*** Block opens ***

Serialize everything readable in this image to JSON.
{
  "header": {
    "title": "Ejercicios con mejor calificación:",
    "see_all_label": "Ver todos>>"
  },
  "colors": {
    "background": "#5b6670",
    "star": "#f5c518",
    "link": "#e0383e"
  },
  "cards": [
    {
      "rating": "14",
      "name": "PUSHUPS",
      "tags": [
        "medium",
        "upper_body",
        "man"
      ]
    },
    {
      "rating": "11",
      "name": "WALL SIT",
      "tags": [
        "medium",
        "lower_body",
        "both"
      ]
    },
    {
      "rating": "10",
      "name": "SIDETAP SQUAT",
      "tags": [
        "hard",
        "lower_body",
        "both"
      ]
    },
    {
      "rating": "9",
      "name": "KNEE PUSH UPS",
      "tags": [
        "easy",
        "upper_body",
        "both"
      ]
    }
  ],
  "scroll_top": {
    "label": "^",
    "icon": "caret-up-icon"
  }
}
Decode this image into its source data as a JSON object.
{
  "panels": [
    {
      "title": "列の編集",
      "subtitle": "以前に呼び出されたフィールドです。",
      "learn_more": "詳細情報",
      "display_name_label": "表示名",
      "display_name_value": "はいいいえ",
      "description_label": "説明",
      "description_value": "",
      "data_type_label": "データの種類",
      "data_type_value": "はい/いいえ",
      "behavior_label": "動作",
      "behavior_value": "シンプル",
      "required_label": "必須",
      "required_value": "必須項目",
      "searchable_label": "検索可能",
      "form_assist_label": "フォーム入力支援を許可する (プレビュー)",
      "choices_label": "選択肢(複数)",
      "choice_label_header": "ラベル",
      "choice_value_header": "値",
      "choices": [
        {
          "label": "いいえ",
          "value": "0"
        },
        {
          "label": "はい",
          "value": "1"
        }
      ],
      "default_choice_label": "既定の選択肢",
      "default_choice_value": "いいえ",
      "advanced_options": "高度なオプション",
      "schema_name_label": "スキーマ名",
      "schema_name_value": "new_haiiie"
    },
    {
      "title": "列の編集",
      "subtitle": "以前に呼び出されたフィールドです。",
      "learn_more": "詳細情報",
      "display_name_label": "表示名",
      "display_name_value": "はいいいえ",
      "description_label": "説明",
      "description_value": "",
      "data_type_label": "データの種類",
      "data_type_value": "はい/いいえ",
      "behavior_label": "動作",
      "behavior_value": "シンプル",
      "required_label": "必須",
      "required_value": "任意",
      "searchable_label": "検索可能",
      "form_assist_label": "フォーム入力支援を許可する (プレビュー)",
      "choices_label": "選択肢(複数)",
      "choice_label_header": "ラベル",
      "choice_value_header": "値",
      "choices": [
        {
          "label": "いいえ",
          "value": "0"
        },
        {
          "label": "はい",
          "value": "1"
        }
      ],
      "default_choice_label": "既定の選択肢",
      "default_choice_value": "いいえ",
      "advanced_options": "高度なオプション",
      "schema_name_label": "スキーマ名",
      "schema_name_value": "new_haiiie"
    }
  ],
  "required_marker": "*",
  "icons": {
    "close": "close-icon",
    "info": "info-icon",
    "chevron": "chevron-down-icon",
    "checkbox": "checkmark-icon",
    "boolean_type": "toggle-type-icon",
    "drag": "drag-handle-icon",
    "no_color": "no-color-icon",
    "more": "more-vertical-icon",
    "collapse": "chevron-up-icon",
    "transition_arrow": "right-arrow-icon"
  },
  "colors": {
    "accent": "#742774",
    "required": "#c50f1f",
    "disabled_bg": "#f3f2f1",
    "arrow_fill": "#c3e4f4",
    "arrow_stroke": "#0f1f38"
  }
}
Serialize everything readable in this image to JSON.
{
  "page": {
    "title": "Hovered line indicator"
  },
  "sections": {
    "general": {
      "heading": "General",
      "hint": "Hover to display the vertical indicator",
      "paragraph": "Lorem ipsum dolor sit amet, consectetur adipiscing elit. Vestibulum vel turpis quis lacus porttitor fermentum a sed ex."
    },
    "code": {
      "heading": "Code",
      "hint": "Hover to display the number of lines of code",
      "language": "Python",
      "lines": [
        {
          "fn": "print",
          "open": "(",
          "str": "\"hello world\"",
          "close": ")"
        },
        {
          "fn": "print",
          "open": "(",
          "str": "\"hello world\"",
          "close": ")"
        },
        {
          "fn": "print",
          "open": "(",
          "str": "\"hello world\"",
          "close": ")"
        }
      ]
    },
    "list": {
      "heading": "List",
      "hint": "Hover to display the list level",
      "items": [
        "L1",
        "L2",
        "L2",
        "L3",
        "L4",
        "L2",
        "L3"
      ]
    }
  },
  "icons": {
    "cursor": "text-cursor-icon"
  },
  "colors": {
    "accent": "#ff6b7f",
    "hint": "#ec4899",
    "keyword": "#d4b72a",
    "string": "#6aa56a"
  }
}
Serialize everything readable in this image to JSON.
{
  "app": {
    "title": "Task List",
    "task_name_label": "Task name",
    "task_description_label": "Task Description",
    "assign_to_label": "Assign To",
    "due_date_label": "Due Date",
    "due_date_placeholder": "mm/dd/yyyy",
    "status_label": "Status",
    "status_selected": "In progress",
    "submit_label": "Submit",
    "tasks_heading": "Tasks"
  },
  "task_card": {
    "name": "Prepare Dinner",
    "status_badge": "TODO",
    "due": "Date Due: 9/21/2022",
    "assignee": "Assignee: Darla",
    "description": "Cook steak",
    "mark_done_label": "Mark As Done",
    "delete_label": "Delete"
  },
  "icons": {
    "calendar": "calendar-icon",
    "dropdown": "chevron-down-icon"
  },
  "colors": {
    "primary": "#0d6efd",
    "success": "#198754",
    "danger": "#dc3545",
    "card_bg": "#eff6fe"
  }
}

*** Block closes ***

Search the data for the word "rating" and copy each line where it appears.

      "rating": "14",
      "rating": "11",
      "rating": "10",
      "rating": "9",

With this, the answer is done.